Mr. Smith highlighted Royal Bank and Bank of Nova Scotia as the names that offer “the most appealing combination of future growth and current capital stability.” This is reflected in his premium valuation expectation for both.

“Toronto-Dominion Bank and Bank of Montreal are expected to deliver double-digit negative total returns, reflecting our continuing view that their above-average U.S. credit exposures will weigh on valuation for the foreseeable future,” the analyst said.

But despite making substantial increases to his price targets on each of Canada’s Big Six banks, the uncertainty linked to timing the bottom of a recession and the risk of an extended economic slowdown, has Mr. Smith cautious on the near-term outlook for credit and the medium-term outlook for bank equity valuations.

“In the near term, we continue to view stressed labour market conditions in the US and to a lesser extent domestically, as representing a substantial risk to future credit performance, a risk for which current bank loan loss provisioning levels appear to be ill-equipped to absorb,” he said.

And beyond these credit-related challenges, Mr. Smith thinks domestic banks need to rethink their business models to better align future plans with what is likely to be a more stringent regulatory capital regime and an environment where the acceptable level of financial leverage is lower.

Summary of Blackmont’s ratings:

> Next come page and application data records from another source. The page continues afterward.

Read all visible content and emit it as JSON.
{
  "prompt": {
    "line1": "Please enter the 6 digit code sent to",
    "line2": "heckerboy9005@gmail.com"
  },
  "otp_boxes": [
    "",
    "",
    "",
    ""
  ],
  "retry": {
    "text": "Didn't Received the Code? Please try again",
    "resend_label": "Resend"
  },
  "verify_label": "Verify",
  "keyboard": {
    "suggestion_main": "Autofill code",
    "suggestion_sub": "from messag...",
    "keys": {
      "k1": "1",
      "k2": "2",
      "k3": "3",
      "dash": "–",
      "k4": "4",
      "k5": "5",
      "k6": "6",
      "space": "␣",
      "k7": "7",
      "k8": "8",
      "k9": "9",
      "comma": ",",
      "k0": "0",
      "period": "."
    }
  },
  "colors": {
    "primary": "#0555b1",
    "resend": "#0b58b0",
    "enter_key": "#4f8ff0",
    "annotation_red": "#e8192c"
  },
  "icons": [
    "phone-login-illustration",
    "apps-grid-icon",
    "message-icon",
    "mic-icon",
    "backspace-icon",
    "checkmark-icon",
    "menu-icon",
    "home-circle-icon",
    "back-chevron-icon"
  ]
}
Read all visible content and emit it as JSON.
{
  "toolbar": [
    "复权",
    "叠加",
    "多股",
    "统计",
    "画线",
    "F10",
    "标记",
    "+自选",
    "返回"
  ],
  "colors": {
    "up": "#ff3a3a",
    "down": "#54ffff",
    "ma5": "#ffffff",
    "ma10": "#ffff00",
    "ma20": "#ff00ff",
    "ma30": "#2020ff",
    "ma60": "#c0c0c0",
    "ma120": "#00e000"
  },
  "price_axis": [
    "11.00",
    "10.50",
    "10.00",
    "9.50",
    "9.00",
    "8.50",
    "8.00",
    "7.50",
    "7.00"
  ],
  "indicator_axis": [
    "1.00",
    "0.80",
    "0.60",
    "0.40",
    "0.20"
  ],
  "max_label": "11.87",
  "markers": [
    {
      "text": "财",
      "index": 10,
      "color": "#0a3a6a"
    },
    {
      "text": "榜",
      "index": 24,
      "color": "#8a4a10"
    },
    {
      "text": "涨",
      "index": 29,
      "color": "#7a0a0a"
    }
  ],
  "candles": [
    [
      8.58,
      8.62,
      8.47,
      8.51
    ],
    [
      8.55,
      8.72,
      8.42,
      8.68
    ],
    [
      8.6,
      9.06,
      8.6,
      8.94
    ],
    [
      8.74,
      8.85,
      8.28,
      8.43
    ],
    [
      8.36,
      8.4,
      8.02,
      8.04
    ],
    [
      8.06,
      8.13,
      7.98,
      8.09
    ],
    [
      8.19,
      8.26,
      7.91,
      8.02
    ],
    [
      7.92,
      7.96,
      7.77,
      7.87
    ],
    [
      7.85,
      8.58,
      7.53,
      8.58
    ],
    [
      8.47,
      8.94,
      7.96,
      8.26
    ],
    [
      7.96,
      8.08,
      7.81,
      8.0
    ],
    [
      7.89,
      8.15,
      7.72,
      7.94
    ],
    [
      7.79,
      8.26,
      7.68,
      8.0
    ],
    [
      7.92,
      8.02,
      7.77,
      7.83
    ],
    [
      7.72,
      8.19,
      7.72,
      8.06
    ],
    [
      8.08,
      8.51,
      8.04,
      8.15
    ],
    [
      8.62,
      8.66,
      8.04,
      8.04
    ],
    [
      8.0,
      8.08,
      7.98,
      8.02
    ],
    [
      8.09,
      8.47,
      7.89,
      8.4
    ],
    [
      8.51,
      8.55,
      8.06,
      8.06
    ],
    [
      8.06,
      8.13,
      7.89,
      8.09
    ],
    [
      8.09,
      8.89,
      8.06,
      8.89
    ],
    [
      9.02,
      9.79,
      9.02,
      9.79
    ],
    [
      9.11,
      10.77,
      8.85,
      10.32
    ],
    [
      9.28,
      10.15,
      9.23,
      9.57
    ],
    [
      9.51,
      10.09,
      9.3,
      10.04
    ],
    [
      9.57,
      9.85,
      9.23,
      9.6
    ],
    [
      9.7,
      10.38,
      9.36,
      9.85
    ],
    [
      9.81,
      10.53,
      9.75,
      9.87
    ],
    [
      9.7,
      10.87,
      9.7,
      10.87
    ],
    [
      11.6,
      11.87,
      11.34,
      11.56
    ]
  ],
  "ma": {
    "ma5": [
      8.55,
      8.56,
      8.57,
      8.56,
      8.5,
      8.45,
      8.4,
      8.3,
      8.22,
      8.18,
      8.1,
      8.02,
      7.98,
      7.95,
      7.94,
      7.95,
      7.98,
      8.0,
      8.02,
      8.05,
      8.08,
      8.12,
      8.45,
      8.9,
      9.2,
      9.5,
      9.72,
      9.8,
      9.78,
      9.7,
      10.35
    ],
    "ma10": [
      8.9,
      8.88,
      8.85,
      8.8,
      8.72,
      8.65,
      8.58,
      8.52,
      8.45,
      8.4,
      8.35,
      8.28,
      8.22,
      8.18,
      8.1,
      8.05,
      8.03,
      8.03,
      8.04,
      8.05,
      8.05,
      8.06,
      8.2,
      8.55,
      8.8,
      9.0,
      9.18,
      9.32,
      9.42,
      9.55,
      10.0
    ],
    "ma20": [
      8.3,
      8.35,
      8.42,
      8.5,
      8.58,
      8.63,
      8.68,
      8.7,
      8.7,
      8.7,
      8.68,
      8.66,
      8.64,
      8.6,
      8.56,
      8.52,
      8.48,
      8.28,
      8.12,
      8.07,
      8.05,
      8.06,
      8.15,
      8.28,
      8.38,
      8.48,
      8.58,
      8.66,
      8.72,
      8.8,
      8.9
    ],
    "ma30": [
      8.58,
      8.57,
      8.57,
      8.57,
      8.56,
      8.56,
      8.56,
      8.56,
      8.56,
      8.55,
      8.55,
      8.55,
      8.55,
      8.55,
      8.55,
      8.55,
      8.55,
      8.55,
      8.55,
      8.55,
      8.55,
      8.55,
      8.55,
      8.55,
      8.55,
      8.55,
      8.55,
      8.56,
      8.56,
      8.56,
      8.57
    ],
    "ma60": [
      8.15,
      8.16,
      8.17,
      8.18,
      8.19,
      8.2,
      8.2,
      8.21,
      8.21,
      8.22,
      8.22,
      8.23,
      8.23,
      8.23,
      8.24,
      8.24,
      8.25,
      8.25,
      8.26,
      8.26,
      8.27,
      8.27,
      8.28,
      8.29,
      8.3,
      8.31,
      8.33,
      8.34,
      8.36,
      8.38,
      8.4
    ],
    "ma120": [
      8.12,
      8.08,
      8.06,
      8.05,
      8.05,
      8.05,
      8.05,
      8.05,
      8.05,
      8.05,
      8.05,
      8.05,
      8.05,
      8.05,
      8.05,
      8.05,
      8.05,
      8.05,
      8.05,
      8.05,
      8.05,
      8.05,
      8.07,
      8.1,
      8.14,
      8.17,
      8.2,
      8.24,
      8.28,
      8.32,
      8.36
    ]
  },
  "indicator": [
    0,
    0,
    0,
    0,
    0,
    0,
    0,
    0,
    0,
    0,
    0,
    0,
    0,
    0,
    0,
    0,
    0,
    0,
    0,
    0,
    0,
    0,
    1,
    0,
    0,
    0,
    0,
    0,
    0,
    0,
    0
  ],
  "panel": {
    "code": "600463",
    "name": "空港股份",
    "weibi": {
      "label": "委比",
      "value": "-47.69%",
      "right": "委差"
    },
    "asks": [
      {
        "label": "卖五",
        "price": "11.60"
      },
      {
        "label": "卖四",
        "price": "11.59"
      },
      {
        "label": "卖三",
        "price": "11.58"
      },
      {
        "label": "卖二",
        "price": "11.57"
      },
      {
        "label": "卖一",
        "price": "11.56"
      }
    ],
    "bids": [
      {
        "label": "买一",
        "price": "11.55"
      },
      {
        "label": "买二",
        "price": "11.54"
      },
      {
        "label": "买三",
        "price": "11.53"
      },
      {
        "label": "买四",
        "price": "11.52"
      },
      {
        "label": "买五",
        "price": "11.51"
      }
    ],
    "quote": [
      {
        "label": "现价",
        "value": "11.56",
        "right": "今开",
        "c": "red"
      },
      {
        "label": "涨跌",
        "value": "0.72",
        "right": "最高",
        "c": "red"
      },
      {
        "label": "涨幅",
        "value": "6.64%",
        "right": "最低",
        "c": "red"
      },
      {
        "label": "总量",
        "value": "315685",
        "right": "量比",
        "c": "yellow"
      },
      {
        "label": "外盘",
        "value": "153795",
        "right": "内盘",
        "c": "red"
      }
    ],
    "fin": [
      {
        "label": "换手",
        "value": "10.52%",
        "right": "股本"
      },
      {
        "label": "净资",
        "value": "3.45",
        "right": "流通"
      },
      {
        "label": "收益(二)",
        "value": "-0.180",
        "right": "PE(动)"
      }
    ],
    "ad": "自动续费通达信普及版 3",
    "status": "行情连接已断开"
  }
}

Bank, new target, rating, old target
BMO, $43, underperform, $32
BNS, $46, sector perform, $36
CIBC, $64, sector perform, $46
National, $58, sector perform, $37
RBC, $53, outperform, $42
TD, $53, underperform, $38